AVAILABLE DATA
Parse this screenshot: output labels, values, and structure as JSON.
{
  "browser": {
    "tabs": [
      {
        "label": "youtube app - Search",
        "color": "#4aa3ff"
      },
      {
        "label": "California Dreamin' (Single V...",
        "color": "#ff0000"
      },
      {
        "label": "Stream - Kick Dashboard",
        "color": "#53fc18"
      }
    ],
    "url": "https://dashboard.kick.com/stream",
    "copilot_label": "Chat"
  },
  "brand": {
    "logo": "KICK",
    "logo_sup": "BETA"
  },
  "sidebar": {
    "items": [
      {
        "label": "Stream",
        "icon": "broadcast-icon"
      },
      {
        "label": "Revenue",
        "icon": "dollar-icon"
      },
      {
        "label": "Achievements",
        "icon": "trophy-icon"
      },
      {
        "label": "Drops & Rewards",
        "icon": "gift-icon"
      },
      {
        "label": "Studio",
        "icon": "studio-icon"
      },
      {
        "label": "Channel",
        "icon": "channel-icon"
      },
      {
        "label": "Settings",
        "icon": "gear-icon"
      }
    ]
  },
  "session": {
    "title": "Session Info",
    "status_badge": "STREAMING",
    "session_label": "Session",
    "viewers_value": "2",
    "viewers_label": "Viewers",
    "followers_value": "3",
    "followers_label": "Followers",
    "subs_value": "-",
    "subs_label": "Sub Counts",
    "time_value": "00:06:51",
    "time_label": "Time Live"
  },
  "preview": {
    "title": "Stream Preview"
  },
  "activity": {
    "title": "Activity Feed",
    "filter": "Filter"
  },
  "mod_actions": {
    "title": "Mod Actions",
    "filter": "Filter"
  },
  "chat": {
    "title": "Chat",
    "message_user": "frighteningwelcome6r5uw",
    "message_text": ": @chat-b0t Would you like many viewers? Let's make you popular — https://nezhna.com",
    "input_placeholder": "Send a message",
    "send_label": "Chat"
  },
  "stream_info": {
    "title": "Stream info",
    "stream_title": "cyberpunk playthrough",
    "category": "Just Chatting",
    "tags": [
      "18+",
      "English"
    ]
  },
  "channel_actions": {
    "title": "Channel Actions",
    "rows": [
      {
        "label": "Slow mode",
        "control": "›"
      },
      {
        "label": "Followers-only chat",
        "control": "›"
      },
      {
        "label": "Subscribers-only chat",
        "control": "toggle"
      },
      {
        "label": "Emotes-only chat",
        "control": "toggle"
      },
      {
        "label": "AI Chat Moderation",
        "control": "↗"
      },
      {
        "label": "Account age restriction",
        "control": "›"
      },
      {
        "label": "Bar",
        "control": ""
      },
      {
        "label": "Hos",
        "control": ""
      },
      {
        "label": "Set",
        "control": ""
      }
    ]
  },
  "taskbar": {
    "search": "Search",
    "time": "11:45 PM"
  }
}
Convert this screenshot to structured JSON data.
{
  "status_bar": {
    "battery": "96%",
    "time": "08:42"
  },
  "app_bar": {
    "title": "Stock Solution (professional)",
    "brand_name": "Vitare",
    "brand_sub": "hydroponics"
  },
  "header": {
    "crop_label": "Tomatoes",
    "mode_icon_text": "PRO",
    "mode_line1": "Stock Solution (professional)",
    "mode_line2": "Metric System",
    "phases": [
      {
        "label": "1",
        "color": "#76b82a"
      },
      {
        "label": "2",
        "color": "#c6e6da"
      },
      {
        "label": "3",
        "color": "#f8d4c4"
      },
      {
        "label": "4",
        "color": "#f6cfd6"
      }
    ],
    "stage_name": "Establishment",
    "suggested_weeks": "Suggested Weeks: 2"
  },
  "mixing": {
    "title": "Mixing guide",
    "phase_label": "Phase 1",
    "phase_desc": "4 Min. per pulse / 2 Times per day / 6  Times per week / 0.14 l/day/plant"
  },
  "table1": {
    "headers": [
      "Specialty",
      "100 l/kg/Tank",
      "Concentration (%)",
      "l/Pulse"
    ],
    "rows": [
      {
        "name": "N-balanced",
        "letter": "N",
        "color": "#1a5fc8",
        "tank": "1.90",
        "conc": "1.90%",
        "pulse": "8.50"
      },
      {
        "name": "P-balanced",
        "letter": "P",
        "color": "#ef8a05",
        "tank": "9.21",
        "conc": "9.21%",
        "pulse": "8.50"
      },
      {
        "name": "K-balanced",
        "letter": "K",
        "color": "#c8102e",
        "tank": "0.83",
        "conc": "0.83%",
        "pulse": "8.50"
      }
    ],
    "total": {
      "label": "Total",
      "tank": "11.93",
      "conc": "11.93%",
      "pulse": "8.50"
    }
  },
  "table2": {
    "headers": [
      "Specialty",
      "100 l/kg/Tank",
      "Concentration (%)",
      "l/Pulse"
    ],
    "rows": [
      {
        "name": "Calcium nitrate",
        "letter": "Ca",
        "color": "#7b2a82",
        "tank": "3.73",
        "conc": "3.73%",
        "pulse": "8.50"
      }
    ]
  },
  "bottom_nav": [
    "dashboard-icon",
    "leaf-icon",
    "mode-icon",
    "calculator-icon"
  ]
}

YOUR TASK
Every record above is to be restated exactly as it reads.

PROBLEM SOLUTION
Parse this screenshot: output labels, values, and structure as JSON.
{
  "browser": {
    "tabs": [
      {
        "label": "youtube app - Search",
        "color": "#4aa3ff"
      },
      {
        "label": "California Dreamin' (Single V...",
        "color": "#ff0000"
      },
      {
        "label": "Stream - Kick Dashboard",
        "color": "#53fc18"
      }
    ],
    "url": "https://dashboard.kick.com/stream",
    "copilot_label": "Chat"
  },
  "brand": {
    "logo": "KICK",
    "logo_sup": "BETA"
  },
  "sidebar": {
    "items": [
      {
        "label": "Stream",
        "icon": "broadcast-icon"
      },
      {
        "label": "Revenue",
        "icon": "dollar-icon"
      },
      {
        "label": "Achievements",
        "icon": "trophy-icon"
      },
      {
        "label": "Drops & Rewards",
        "icon": "gift-icon"
      },
      {
        "label": "Studio",
        "icon": "studio-icon"
      },
      {
        "label": "Channel",
        "icon": "channel-icon"
      },
      {
        "label": "Settings",
        "icon": "gear-icon"
      }
    ]
  },
  "session": {
    "title": "Session Info",
    "status_badge": "STREAMING",
    "session_label": "Session",
    "viewers_value": "2",
    "viewers_label": "Viewers",
    "followers_value": "3",
    "followers_label": "Followers",
    "subs_value": "-",
    "subs_label": "Sub Counts",
    "time_value": "00:06:51",
    "time_label": "Time Live"
  },
  "preview": {
    "title": "Stream Preview"
  },
  "activity": {
    "title": "Activity Feed",
    "filter": "Filter"
  },
  "mod_actions": {
    "title": "Mod Actions",
    "filter": "Filter"
  },
  "chat": {
    "title": "Chat",
    "message_user": "frighteningwelcome6r5uw",
    "message_text": ": @chat-b0t Would you like many viewers? Let's make you popular — https://nezhna.com",
    "input_placeholder": "Send a message",
    "send_label": "Chat"
  },
  "stream_info": {
    "title": "Stream info",
    "stream_title": "cyberpunk playthrough",
    "category": "Just Chatting",
    "tags": [
      "18+",
      "English"
    ]
  },
  "channel_actions": {
    "title": "Channel Actions",
    "rows": [
      {
        "label": "Slow mode",
        "control": "›"
      },
      {
        "label": "Followers-only chat",
        "control": "›"
      },
      {
        "label": "Subscribers-only chat",
        "control": "toggle"
      },
      {
        "label": "Emotes-only chat",
        "control": "toggle"
      },
      {
        "label": "AI Chat Moderation",
        "control": "↗"
      },
      {
        "label": "Account age restriction",
        "control": "›"
      },
      {
        "label": "Bar",
        "control": ""
      },
      {
        "label": "Hos",
        "control": ""
      },
      {
        "label": "Set",
        "control": ""
      }
    ]
  },
  "taskbar": {
    "search": "Search",
    "time": "11:45 PM"
  }
}
Convert this screenshot to structured JSON data.
{
  "status_bar": {
    "battery": "96%",
    "time": "08:42"
  },
  "app_bar": {
    "title": "Stock Solution (professional)",
    "brand_name": "Vitare",
    "brand_sub": "hydroponics"
  },
  "header": {
    "crop_label": "Tomatoes",
    "mode_icon_text": "PRO",
    "mode_line1": "Stock Solution (professional)",
    "mode_line2": "Metric System",
    "phases": [
      {
        "label": "1",
        "color": "#76b82a"
      },
      {
        "label": "2",
        "color": "#c6e6da"
      },
      {
        "label": "3",
        "color": "#f8d4c4"
      },
      {
        "label": "4",
        "color": "#f6cfd6"
      }
    ],
    "stage_name": "Establishment",
    "suggested_weeks": "Suggested Weeks: 2"
  },
  "mixing": {
    "title": "Mixing guide",
    "phase_label": "Phase 1",
    "phase_desc": "4 Min. per pulse / 2 Times per day / 6  Times per week / 0.14 l/day/plant"
  },
  "table1": {
    "headers": [
      "Specialty",
      "100 l/kg/Tank",
      "Concentration (%)",
      "l/Pulse"
    ],
    "rows": [
      {
        "name": "N-balanced",
        "letter": "N",
        "color": "#1a5fc8",
        "tank": "1.90",
        "conc": "1.90%",
        "pulse": "8.50"
      },
      {
        "name": "P-balanced",
        "letter": "P",
        "color": "#ef8a05",
        "tank": "9.21",
        "conc": "9.21%",
        "pulse": "8.50"
      },
      {
        "name": "K-balanced",
        "letter": "K",
        "color": "#c8102e",
        "tank": "0.83",
        "conc": "0.83%",
        "pulse": "8.50"
      }
    ],
    "total": {
      "label": "Total",
      "tank": "11.93",
      "conc": "11.93%",
      "pulse": "8.50"
    }
  },
  "table2": {
    "headers": [
      "Specialty",
      "100 l/kg/Tank",
      "Concentration (%)",
      "l/Pulse"
    ],
    "rows": [
      {
        "name": "Calcium nitrate",
        "letter": "Ca",
        "color": "#7b2a82",
        "tank": "3.73",
        "conc": "3.73%",
        "pulse": "8.50"
      }
    ]
  },
  "bottom_nav": [
    "dashboard-icon",
    "leaf-icon",
    "mode-icon",
    "calculator-icon"
  ]
}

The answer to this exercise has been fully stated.